Is self-actualization a uniquely human process or do systems, such as academic institutions, follow a similar path? From their respective disciplines of chemistry and social work, Luther professors Brad Chamberlain and Britt Rhodes will discuss what they see changing and remaining the same in their lives, disciplines and institution.
The lecture, titled "Identity and the Academy: Embracing Change," will be held at 7 p.m. Tuesday, Feb. 16, in the Recital Hall of the Center for Faith and Life on the Luther campus. A reception will follow in Qualley Lounge.
Both the lecture and the reception are open to the public with no charge for admission.
The lecture will address this year's Paideia Texts and Issues theme, "Impermanence: Embracing Change." Questions about meaning and purpose are at the heart of every human being and have multiple biological, social, psychological and spiritual influences. A central question for any individual is, "Who am I becoming?" Liberal arts colleges have a historic mission of supporting the development of the individual while cultivating leaders for the common good. While knowledge and skills respond to external pressures to prepare students for jobs, the being and becoming domain requires equal attention.
Like individuals, institutions also have identities and are continually evolving in response to demands and changes in the external environment. Faculty, students and staff are undergoing transformative changes within an institution that is also transforming and responding to external pressures. What do these changes mean for the individual, community and institution?

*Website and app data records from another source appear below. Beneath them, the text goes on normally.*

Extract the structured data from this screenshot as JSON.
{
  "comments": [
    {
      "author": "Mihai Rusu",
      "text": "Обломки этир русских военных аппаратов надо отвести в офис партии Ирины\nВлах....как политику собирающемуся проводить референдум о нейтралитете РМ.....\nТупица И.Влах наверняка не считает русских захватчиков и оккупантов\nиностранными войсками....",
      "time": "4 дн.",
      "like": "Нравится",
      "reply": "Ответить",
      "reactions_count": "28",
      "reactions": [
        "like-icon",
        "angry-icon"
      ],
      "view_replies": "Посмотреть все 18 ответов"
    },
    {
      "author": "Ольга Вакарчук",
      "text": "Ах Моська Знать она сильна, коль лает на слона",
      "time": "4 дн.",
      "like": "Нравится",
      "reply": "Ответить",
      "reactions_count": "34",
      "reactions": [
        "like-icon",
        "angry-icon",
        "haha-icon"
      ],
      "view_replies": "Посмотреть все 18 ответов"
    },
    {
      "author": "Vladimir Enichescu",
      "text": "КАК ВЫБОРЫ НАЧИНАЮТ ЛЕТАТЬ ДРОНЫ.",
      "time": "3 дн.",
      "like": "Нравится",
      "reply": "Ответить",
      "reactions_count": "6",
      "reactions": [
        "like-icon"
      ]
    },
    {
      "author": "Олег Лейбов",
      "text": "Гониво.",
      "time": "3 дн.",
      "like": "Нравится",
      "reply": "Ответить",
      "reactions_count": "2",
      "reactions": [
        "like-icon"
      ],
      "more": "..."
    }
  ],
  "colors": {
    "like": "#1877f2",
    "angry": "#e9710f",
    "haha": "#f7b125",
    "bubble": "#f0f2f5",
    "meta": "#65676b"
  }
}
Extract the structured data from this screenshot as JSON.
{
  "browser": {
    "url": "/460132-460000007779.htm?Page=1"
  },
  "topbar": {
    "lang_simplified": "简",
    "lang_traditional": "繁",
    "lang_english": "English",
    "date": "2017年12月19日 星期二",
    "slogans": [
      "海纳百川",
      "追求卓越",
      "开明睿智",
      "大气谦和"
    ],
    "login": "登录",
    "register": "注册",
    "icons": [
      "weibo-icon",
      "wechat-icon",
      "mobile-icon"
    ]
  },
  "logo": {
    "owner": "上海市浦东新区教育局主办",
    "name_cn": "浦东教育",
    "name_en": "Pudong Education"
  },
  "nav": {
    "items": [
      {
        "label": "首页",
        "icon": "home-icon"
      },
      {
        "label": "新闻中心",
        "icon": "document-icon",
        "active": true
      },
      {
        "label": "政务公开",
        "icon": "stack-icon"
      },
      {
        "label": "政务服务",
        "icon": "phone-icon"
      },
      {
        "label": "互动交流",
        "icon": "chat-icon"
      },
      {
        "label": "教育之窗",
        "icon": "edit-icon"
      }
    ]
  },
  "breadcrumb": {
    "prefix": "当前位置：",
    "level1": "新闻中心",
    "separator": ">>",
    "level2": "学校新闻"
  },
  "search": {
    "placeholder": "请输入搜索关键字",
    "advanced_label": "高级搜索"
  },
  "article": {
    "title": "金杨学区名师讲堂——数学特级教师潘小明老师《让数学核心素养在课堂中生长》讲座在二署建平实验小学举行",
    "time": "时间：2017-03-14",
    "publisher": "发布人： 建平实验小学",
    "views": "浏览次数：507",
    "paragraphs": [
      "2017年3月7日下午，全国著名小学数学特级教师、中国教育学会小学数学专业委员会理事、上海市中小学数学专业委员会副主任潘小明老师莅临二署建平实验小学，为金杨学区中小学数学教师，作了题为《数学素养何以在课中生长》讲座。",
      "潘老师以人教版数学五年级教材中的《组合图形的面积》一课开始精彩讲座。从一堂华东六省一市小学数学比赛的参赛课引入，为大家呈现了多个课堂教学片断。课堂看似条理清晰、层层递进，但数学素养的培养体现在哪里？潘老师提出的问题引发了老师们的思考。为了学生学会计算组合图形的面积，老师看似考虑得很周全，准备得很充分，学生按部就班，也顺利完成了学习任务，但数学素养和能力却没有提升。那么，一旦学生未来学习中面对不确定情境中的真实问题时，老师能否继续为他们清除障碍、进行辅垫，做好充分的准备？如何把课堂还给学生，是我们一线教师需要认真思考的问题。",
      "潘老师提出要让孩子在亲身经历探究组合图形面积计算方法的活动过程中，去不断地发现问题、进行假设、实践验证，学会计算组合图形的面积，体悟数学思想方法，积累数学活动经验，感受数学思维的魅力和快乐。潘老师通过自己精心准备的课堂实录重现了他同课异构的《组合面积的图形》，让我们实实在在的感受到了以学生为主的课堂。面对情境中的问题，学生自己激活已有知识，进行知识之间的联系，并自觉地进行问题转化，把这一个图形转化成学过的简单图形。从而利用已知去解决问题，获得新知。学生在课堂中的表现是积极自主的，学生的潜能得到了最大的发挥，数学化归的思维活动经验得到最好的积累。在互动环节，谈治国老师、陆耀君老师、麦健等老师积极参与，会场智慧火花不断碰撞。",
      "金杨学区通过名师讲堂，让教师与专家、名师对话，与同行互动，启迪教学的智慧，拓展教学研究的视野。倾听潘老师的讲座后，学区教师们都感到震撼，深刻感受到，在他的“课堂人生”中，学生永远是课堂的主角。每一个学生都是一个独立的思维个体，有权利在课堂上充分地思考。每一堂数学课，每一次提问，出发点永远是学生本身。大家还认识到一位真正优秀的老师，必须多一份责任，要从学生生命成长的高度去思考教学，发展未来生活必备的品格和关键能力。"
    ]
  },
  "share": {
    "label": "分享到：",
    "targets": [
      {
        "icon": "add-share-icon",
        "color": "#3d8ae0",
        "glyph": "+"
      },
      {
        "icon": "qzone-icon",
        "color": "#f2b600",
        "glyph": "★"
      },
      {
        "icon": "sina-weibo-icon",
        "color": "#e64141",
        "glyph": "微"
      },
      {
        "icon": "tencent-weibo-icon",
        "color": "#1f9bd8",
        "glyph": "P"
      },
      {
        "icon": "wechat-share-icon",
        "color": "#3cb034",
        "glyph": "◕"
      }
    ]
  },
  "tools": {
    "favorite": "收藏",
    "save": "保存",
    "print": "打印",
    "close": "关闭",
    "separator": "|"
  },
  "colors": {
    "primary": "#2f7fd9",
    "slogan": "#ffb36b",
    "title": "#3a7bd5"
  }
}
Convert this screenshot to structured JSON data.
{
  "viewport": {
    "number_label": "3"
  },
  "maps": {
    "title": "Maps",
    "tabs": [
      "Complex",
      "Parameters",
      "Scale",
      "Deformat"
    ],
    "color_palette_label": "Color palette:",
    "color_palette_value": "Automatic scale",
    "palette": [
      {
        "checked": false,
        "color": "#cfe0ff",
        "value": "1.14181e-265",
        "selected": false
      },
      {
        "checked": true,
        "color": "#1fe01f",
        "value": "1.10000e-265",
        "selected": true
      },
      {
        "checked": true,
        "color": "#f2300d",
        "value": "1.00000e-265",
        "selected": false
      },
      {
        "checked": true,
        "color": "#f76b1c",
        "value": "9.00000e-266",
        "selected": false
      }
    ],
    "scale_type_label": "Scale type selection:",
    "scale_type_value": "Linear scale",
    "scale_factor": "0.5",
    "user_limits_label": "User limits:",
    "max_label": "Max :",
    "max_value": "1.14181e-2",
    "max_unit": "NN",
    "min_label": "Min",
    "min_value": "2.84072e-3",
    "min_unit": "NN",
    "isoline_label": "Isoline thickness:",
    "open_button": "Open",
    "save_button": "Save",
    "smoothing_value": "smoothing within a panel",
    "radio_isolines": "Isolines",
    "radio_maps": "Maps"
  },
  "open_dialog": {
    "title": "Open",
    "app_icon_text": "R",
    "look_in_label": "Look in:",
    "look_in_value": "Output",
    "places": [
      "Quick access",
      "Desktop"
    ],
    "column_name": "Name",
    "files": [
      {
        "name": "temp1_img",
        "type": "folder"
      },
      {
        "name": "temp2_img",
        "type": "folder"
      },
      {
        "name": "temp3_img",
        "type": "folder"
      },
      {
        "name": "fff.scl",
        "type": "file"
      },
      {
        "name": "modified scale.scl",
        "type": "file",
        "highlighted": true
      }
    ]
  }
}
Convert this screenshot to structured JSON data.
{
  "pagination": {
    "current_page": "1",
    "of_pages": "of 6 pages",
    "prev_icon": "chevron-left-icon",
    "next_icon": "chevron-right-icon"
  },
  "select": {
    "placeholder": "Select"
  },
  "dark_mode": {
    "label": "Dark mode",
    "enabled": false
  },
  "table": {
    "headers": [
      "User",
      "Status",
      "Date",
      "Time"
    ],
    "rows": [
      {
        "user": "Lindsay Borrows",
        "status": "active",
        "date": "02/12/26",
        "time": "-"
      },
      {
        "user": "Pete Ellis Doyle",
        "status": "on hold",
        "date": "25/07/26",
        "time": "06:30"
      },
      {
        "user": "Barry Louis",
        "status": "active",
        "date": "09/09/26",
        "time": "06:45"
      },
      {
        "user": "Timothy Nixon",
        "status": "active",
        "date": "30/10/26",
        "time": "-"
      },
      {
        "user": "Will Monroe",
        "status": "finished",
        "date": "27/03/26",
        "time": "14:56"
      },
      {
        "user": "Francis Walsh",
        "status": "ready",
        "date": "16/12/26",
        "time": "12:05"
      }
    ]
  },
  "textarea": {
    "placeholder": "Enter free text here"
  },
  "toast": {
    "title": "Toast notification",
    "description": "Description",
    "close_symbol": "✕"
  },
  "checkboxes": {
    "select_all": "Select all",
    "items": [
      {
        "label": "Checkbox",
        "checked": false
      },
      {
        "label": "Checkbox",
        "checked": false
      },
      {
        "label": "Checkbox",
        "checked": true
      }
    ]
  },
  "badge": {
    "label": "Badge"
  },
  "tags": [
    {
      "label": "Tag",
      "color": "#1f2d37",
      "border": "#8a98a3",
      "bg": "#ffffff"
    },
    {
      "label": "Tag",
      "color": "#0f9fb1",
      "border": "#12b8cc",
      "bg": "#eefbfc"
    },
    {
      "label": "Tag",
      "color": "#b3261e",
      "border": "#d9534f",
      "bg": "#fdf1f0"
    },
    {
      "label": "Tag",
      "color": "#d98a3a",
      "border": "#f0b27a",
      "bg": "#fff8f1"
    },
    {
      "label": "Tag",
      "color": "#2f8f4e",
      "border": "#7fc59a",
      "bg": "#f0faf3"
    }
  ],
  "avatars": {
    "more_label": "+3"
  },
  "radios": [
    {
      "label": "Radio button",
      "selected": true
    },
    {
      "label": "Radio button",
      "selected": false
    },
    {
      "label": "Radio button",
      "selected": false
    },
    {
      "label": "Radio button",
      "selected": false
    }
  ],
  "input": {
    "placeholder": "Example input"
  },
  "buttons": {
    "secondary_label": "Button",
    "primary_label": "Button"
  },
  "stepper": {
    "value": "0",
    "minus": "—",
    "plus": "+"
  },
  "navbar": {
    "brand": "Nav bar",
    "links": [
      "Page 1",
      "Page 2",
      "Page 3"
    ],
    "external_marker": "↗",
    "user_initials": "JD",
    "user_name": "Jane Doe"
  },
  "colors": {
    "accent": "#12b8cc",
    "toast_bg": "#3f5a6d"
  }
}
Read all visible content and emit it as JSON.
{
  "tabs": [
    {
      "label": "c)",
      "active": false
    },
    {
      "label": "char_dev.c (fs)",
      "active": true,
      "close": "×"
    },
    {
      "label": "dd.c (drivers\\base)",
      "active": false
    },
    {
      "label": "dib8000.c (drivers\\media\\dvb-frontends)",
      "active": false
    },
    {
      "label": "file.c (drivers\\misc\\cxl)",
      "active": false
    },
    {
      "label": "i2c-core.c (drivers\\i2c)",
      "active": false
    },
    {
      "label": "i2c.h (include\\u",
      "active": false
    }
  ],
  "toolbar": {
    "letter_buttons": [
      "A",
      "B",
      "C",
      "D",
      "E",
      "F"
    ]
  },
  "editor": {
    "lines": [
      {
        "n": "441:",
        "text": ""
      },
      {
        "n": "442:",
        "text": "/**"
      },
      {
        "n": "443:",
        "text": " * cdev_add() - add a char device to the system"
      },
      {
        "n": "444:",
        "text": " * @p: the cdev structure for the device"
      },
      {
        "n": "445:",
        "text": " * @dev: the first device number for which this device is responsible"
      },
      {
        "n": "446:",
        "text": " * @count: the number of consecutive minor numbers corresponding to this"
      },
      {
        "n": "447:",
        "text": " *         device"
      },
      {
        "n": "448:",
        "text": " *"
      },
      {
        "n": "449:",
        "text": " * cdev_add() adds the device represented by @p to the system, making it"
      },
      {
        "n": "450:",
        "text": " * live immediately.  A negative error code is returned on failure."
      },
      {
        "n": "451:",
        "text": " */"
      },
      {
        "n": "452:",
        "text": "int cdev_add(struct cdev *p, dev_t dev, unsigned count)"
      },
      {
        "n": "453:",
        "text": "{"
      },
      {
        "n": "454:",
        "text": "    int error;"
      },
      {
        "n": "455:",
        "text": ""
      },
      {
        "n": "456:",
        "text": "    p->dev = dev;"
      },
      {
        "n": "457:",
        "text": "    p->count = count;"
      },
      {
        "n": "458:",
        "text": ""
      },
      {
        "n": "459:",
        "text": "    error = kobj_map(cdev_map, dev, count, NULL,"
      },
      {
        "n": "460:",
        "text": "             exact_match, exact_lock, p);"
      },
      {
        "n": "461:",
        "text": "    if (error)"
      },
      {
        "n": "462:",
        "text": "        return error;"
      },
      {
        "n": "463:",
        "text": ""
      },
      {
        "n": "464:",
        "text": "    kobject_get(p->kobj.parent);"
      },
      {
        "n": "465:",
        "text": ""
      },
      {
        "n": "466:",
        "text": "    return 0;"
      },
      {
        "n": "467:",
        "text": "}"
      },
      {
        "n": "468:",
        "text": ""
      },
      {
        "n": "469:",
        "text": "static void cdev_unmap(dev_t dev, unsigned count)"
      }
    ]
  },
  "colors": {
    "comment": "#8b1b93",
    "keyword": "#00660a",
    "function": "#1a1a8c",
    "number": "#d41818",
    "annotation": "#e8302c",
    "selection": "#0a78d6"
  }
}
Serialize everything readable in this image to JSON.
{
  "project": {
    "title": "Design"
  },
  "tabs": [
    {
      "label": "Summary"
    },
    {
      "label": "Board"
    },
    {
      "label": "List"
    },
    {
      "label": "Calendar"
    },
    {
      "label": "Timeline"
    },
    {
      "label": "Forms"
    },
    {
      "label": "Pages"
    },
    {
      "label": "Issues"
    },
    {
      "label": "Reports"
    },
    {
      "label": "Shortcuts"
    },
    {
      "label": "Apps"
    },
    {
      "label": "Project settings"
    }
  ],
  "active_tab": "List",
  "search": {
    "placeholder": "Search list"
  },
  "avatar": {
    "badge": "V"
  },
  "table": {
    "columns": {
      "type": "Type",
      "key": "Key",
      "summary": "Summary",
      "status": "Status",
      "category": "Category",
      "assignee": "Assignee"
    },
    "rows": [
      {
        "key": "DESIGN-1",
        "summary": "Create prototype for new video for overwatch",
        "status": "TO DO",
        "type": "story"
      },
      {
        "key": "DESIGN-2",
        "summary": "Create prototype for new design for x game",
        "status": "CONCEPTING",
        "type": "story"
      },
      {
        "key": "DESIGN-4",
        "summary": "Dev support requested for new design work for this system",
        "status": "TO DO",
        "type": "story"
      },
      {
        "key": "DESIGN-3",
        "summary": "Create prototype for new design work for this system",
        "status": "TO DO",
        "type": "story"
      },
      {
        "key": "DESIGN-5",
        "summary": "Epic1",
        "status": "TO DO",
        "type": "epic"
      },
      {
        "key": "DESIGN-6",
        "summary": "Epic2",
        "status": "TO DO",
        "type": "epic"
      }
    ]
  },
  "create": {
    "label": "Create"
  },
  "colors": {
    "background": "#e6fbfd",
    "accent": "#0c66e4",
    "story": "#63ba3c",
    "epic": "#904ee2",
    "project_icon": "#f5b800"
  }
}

Chamberlain has been a professor of chemistry at Luther since 2001, teaching courses and laboratories primarily in organic chemistry. During January Term, he co-leads a course in Tanzania where students explore the tensions between conservation efforts and pastoralist cultures. His collaborative scholarly work with students at Luther focuses on the development of sustainable polymers, especially plant-derived plastics that biodegrade in the environment.
Chamberlain holds a bachelor's degree from Gustavus Adolphus College and a doctoral degree in inorganic chemistry from the University of Minnesota.
Rhodes has been a professor in the social work program since 2002 teaching courses on human behavior, crisis intervention, interpersonal violence and social work practice. During January Term, Rhodes leads a course in Northern Ireland in which students explore the challenges and potential of grassroots peace building, with special attention to issues of identity, culture, and memory and the principles of forgiveness, mercy, justice and peace. Her current scholarly work focuses on trauma-informed care and contemplative pedagogy.
Rhodes earned a bachelor's degree from Luther College and a Master of Social Work degree from Augsburg College.
The final presenter in the 2015-16 Paideia Texts and Issues series is Laura Peterson, Luther associate professor of environmental studies and chemistry. Peterson will deliver the lecture "Back to the Future: Understanding the Anthropocene" at 7 p.m. Tuesday, March 15, in the Center for Faith and Life Recital Hall.
A national liberal arts college with an enrollment of 2,400, Luther offers an academic curriculum that leads to the Bachelor of Arts degree in more than 60 majors and pre-professional programs. For more information about Luther visit the college's website: http://www.luther.edu.